Represent!

Politics, government and public life for Southern California

Unions bankroll independent campaigns in LA primary races

Los Angeles employee unions are spending millions to independently support Controller Wendy Greuel's run for mayor.
Los Angeles employee unions are spending millions to independently support Controller Wendy Greuel's run for mayor. Wendy Greuel Campaign

Los Angeles public employee unions are showing their clout as they pour millions of dollars into independent campaigns that are backing candidates in Tuesday's primary elections for mayor and other city offices.

Political action committees have spent more than $4 million to support candidates in the L.A. races for mayor, city attorney, controller and eight city council districts.

It nearly matches the $4.28 million that independent groups spent in the entire city election —  primary and runoff — in 2005, which is the last time open seats were contested for both council and mayor.

The lion's share comes from public employee and other labor unions.

Jack Pitney, professor of government at Claremont McKenna College, says unions are supporting the candidates they believe will preserve their jobs and benefits.

"The next mayor of Los Angeles will be involved in some very difficult decisions and the labor unions want to make sure they have a seat at the table," says Pitney, "and one of the ways they can do that is by participating in the election in a big way."

While donations to candidates' committees are limited, independent groups can spend unlimited amounts on behalf of a candidate, as long as the spending isn't coordinated with the campaign.

Wendy Greuel's mayoral campaign has gotten the most backing from PACs — nearly $2.5 million.
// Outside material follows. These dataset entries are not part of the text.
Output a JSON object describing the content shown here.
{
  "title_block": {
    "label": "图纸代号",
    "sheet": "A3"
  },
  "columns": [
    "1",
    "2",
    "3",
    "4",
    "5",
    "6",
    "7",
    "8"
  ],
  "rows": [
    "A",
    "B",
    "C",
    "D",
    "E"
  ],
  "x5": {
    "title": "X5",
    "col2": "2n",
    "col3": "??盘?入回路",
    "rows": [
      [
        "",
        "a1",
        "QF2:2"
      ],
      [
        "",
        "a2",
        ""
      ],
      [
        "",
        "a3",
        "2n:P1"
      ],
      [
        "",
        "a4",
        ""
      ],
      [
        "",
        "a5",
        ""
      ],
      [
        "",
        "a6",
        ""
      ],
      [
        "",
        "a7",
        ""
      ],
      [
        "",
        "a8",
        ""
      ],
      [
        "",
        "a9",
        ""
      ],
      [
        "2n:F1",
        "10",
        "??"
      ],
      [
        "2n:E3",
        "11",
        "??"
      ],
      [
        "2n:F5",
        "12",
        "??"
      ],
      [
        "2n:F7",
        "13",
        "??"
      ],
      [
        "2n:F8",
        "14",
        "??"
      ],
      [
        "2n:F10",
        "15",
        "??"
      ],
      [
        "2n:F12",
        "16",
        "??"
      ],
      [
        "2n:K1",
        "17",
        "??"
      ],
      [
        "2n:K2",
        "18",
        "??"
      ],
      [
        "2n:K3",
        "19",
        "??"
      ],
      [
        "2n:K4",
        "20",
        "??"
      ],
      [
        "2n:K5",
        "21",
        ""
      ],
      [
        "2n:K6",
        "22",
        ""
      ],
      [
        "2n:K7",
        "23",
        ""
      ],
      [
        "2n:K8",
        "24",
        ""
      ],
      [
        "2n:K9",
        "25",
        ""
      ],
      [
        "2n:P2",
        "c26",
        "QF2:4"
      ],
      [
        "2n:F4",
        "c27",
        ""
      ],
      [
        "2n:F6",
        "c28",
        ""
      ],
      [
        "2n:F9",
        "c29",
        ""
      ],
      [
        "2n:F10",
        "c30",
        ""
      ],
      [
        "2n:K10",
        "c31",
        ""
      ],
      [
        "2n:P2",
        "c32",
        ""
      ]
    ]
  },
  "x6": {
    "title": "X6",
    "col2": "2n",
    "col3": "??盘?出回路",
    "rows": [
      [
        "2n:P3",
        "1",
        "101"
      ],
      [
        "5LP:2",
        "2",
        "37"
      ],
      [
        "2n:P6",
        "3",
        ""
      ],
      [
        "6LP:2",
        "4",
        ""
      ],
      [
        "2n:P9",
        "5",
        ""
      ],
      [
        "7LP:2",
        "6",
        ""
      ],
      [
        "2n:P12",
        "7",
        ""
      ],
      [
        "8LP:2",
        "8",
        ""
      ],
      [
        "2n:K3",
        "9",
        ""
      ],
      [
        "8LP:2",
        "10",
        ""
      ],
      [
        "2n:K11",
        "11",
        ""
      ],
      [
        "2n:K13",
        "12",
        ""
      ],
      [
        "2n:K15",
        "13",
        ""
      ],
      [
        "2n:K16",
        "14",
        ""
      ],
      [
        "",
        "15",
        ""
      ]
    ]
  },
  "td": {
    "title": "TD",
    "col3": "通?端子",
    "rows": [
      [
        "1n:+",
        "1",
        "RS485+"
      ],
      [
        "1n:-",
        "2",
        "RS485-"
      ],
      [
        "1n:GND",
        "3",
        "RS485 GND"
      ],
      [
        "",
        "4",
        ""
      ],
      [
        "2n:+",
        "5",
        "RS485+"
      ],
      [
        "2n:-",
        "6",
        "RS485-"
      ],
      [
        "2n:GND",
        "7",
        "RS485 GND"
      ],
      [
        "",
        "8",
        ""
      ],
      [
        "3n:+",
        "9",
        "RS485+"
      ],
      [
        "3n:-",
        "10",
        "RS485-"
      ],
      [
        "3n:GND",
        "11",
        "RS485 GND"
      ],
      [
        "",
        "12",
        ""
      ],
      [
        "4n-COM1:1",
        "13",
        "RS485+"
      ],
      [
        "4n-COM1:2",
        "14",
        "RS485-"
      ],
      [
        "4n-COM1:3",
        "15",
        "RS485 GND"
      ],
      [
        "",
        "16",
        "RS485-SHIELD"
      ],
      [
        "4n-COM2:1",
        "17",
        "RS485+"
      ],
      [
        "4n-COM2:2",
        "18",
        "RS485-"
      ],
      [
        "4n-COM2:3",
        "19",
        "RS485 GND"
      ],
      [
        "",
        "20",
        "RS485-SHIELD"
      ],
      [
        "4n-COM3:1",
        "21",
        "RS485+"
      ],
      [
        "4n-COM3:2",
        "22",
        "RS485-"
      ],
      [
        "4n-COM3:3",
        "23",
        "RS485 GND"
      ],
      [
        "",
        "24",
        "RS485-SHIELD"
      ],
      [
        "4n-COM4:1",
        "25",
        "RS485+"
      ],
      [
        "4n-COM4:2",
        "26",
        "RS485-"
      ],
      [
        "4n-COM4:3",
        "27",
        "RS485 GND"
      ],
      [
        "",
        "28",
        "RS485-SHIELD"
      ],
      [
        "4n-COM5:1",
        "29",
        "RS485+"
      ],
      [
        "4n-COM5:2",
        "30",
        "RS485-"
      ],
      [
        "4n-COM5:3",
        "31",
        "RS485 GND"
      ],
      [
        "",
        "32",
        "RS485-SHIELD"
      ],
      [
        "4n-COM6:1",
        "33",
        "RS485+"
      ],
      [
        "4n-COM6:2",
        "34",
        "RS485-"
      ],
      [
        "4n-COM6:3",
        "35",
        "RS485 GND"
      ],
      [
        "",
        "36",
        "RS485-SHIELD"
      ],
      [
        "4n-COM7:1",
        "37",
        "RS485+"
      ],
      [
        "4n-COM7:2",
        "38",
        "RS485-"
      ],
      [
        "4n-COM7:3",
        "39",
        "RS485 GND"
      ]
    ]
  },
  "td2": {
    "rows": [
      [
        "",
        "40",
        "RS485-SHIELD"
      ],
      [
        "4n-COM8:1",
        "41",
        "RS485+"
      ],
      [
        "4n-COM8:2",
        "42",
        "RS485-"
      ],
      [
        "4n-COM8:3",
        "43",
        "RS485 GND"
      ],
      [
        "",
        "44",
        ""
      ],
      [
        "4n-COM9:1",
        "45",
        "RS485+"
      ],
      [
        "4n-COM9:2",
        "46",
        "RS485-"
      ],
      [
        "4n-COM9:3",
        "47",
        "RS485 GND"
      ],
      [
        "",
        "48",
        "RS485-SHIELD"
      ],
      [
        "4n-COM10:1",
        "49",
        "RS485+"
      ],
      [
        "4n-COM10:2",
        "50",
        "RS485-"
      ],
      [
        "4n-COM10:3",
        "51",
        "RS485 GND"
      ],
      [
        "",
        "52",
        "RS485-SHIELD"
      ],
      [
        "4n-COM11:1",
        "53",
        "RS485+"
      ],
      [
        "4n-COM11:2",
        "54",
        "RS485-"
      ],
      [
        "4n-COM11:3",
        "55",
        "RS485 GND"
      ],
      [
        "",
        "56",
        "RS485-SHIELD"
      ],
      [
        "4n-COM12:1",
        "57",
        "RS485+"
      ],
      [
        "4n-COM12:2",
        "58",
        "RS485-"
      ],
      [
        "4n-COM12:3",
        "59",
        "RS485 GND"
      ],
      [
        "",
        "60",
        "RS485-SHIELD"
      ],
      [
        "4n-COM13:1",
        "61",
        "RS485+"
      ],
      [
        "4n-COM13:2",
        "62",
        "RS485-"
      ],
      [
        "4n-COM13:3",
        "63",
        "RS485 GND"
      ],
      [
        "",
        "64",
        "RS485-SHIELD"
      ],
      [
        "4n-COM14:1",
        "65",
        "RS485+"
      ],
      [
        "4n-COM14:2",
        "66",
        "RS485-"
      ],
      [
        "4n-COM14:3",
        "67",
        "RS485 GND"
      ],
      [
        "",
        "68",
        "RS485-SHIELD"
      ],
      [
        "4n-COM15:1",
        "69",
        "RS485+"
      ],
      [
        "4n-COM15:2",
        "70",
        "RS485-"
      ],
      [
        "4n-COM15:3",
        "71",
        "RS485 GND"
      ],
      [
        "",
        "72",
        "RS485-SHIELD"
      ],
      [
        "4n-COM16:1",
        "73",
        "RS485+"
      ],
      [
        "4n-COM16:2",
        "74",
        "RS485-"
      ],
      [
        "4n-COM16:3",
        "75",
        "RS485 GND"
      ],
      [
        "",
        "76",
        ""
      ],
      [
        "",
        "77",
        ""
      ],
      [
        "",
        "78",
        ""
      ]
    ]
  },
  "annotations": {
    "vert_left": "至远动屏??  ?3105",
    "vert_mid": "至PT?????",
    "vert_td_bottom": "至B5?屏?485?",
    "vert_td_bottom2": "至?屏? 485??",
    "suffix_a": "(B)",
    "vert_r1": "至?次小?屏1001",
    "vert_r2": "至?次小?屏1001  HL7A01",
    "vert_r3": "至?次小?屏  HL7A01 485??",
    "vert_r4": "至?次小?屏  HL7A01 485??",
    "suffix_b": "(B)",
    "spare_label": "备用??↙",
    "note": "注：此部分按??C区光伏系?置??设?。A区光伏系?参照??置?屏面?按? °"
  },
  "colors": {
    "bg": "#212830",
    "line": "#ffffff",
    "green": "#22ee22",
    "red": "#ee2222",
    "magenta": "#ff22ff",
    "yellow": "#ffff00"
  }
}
That includes support from the firefighter and police unions.

A group called Working Californians has spent $1.6 million. At least half of that comes from the International Brotherhood of Electrical Workers, which represents Department of Water and Power employees. Here's a breakdown of independent expenditures in the mayor's race, as of this Wednesday:

Wendy Greuel $2,433,558  

  • Working Californians to Elect Wendy Greuel for Mayor 2013, supported by labor unions and business: $1,651,580  
  • California Law and Order Independent Expenditure Committee Sponsored by the Los Angeles Police Protective League: $333,563  
  • Los Angeles Police Protective League PAC: $246,785  
  • Feliciano Serrano M.D., Inc.: $151,630  
  • United Firefighters Of Los Angeles City Local Union #112: $50,000  

 Kevin James $487,734  

  •  Better Way LA PAC to Support Kevin James for Mayor, 2013: $487,734  

  Eric Garcetti $3,295  

  •  Lots of People Who Support Eric Garcetti for Mayor 2013: $3,145  
  •  Cimmarusti, Lawrence: $150  

 Jan Perry $6,938  

  •  Valley-Westside Committee for a Greater Los Angeles: $6,938

Working Californians spokesman Sean Clegg says L.A.'s potential future budget and pension shortfalls threaten DWP jobs, which is why they are supporting Greuel, who they see as most aligned with their interests.

"Their real interest in the election is the long term health of our public utility in L.A. And it's a huge stakes question," Clegg said. He describes the group as a broad coalition of labor, individuals and businesses. However, the largest donors are the electrical workers, who have put in at least $850,000, and water works employees who have put in more than $100,000.

Greuel's main rival, city councilman Eric Garcetti, is being backed by an independent committee that is raising money for his expected runoff campaign, said Rick Jacobs, founder of a group with the unwieldy name, "Lots of People Who Support Eric Garcetti for Mayor 2013."

The same labor groups that are supporting Greuel have put hundreds of thousands of dollars behind Gil Cedillo in the 1st Council District, Curren Price in the 9th, and John Choi in the 13th.

KPCC's Voter Guide

View your March 5 ballot, research & choose your candidates. Save, print, email, &/or text yourself your choices!

blog comments powered by Disqus

Enjoy reading Represent!? You might like KPCC’s other blogs.

What's popular now on KPCC